2. Know Your Subject. You have been asked to speak because you are an authority on your subject matter. The audience will have confidence in you in direct proportion to the confidence and mastery you display in the delivery of your material. Take the time to distill your subject and arrange it in the most logical, unambiguous progression. Use language that the audience can understand, and simplify to the extent necessary any technical or otherwise complicated content that might be beyond their expertise.
3. Look and Act Like You Belong. Dress for the occasion in appropriate, well-fitting clothing. Be aware of your posture and avoid slouching or leaning on the podium. Speaking in pleasing, conversational tones, being relaxed and confident, and maintaining good eye contact are all important. Public speaking is a performance, and as such rehearsal time is necessary to enhance not only the power of your words, but the body language and overall visual effect which will support and reinforce your message.
4. Pace Yourself. You’re not a sprinter dashing frantically toward the finish line. The audience will never have a chance to catch up if the pace is too frenetic. And if they can’t catch up, they’ll give up. Instead, find natural pauses to allow the important points to be absorbed. Enthusiasm and passion on the part of a speaker are always preferred, and can also serve to channel any nervousness that might otherwise tend to increase the rate of speech. The use of appropriate and well-timed humor can put both audience and speaker at ease.
5. Make the Connection. Effective speakers are convincing. They convince others by the power of their own conviction. They are passionate. They love their subject. They make eye contact and use hand gestures and facial expressions that add additional texture to their message. Their words are authoritative and persuasive. And quite often they utilize mild self-deprecating humor to provide a good balance to their message.

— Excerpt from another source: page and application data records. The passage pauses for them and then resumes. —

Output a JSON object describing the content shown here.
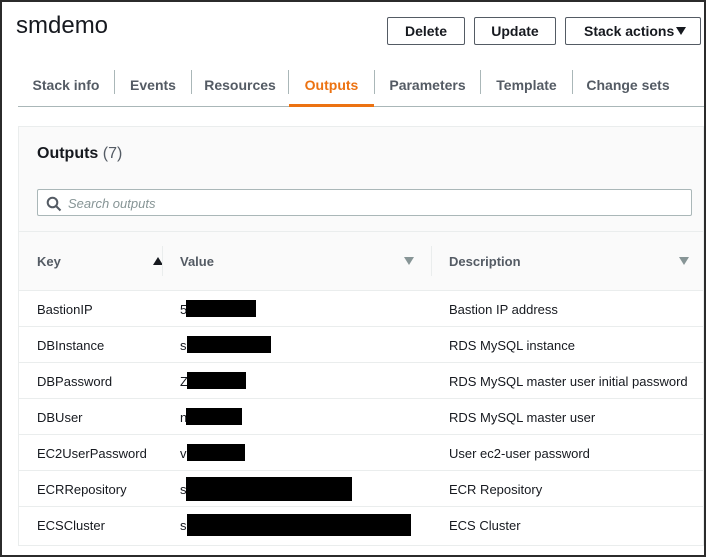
{
  "stack": {
    "name": "smdemo"
  },
  "actions": {
    "delete": "Delete",
    "update": "Update",
    "stack_actions": "Stack actions"
  },
  "tabs": [
    {
      "label": "Stack info"
    },
    {
      "label": "Events"
    },
    {
      "label": "Resources"
    },
    {
      "label": "Outputs",
      "active": true
    },
    {
      "label": "Parameters"
    },
    {
      "label": "Template"
    },
    {
      "label": "Change sets"
    }
  ],
  "outputs": {
    "title": "Outputs",
    "count": "(7)",
    "search_placeholder": "Search outputs",
    "columns": {
      "key": "Key",
      "value": "Value",
      "description": "Description"
    },
    "rows": [
      {
        "key": "BastionIP",
        "value_visible": "5",
        "description": "Bastion IP address"
      },
      {
        "key": "DBInstance",
        "value_visible": "s",
        "description": "RDS MySQL instance"
      },
      {
        "key": "DBPassword",
        "value_visible": "Z",
        "description": "RDS MySQL master user initial password"
      },
      {
        "key": "DBUser",
        "value_visible": "n",
        "description": "RDS MySQL master user"
      },
      {
        "key": "EC2UserPassword",
        "value_visible": "v",
        "description": "User ec2-user password"
      },
      {
        "key": "ECRRepository",
        "value_visible": "s",
        "description": "ECR Repository"
      },
      {
        "key": "ECSCluster",
        "value_visible": "s",
        "description": "ECS Cluster"
      }
    ]
  },
  "colors": {
    "accent": "#ec7211",
    "text": "#16191f",
    "muted": "#545b64",
    "border": "#eaeded"
  }
}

You can become an effective public speaker by paying heed to the foregoing, and by practicing and honing your skill. Public speaking is an acquired skill, and you can improve with effort and application.